Identity theft happens when someone uses your personal information without you knowing about it. The risks can be significant. When you do things like log on to a website, enter a contest, sign up for a social network or pay bills through online banking, you're providing a wealth of information that can be stolen.
Aside from the inconvenience of having to cancel and open new accounts, identity theft can lead to more serious consequences:
- Bills, charges, bad cheques, and taxes.
- Clearing your name.
- A damaged reputation if your name isn't cleared.
- Bad credit rating, which could make finding employment or getting credit difficult.
- Emotional issues from feeling violated and having to deal with the consequences.
If you do have the misfortune of having your personal information compromised, the best thing you can do after addressing the immediate aftermath is to become as knowledgeable as you can about how to protect yourself in the future.
Online Identity Protection Tips
The easiest way to avoid identity theft? Don't let it happen. Keep these tips in mind at all times to help keep you safe:
- Before you share personal information, consider carefully what you're putting out there through email and social networking sites. This could include information like your cell number, address, hometown, workplace, status updates that let people know you're away and other revealing details.
- If you're asked for your personal information, find out how it will be used and why it's needed.
- Don't provide any more information than is required.
- Choose strong passwords. Don't use simple words or favorite names (like your child's name or your mother's maiden name). Try a combination of upper and lower case letters, numbers and symbols.
- Don't keep your password in your wallet, saved on your computer or on your mobile device.
- Never use automatic login features that save your username and password. Take the time to re-enter your password each time.
- If you use webmail, make sure you are using a secure connection, a feature available from all of the major services.

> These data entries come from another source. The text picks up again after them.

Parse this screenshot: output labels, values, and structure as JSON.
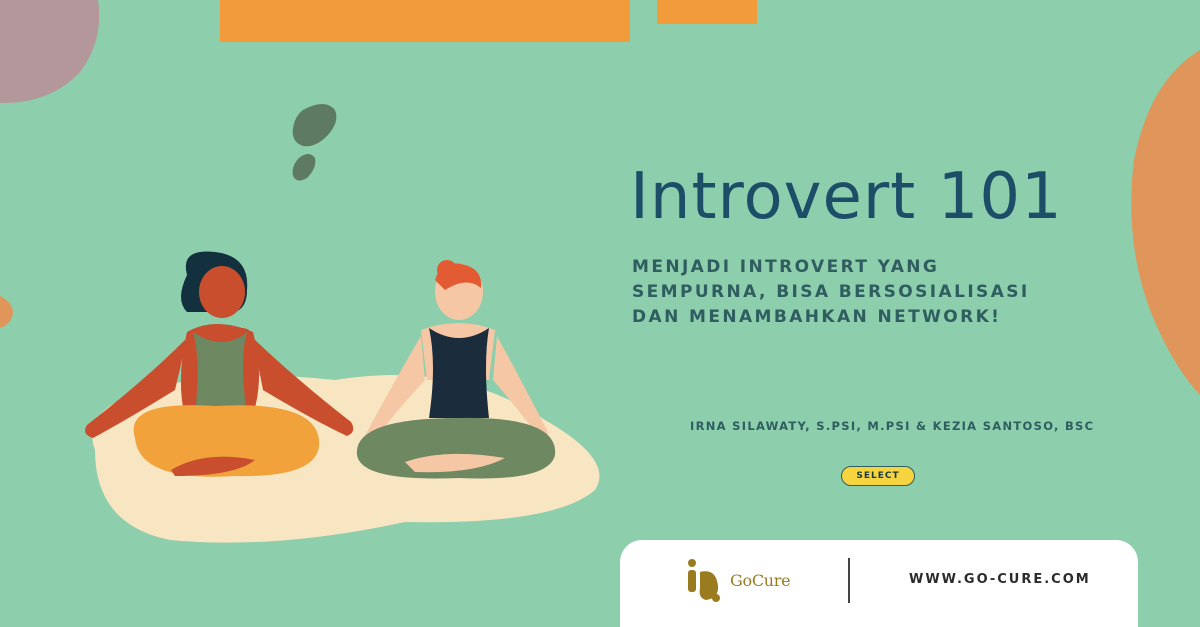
{
  "banner": {
    "title": "Introvert 101",
    "subtitle": "MENJADI INTROVERT YANG SEMPURNA, BISA BERSOSIALISASI DAN MENAMBAHKAN NETWORK!",
    "authors": "IRNA SILAWATY, S.PSI, M.PSI & KEZIA SANTOSO, BSC",
    "button_label": "SELECT"
  },
  "footer": {
    "brand_name": "GoCure",
    "website": "WWW.GO-CURE.COM"
  },
  "colors": {
    "background": "#8dcead",
    "title": "#1d4e68",
    "accent_orange": "#f19b3a",
    "button_yellow": "#f5d43f",
    "brand_gold": "#9a7b20"
  },
  "icons": [
    "gocure-logo-icon",
    "quote-mark-icon"
  ]
}
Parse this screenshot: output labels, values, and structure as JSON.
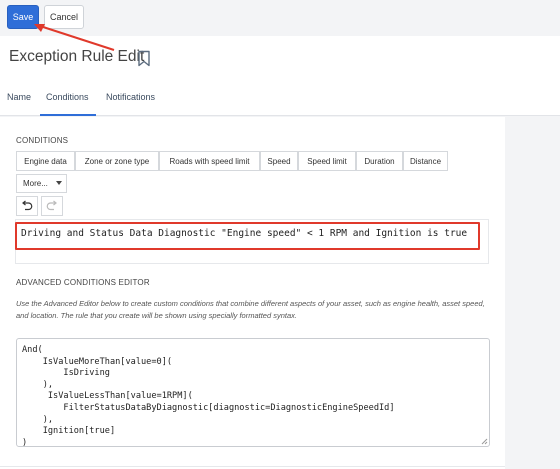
{
  "toolbar": {
    "save_label": "Save",
    "cancel_label": "Cancel"
  },
  "header": {
    "title": "Exception Rule Edit"
  },
  "tabs": [
    {
      "label": "Name"
    },
    {
      "label": "Conditions",
      "active": true
    },
    {
      "label": "Notifications"
    }
  ],
  "conditions": {
    "section_label": "CONDITIONS",
    "buttons": [
      "Engine data",
      "Zone or zone type",
      "Roads with speed limit",
      "Speed",
      "Speed limit",
      "Duration",
      "Distance"
    ],
    "more_label": "More...",
    "condition_text": "Driving and Status Data Diagnostic \"Engine speed\" < 1 RPM and Ignition is true"
  },
  "advanced": {
    "section_label": "ADVANCED CONDITIONS EDITOR",
    "description": "Use the Advanced Editor below to create custom conditions that combine different aspects of your asset, such as engine health, asset speed, and location. The rule that you create will be shown using specially formatted syntax.",
    "code_lines": [
      "And(",
      "    IsValueMoreThan[value=0](",
      "        IsDriving",
      "    ),",
      "     IsValueLessThan[value=1RPM](",
      "        FilterStatusDataByDiagnostic[diagnostic=DiagnosticEngineSpeedId]",
      "    ),",
      "    Ignition[true]",
      ")"
    ]
  },
  "colors": {
    "accent": "#2f6ed8",
    "highlight": "#e0392b"
  },
  "icons": [
    "bookmark-icon",
    "undo-icon",
    "redo-icon",
    "caret-down-icon"
  ]
}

- Use "2-step verification" to log on to web services, if this feature is available. Services using 2-step verification first ask you for a password and then verify your identity through a separate channel such as by a text message on your phone.
- Do not reply to or click on links in any e-mail that looks suspicious. Never open an attachment from spam or sender not known to you. Make sure that you are using anti-spyware software and that it is up-to-date.
- Always be wary of e-mails from financial institutions, Internet service providers, and other organizations asking you to provide personal information online. If in doubt, call the company directly and ask them to verify the e-mail.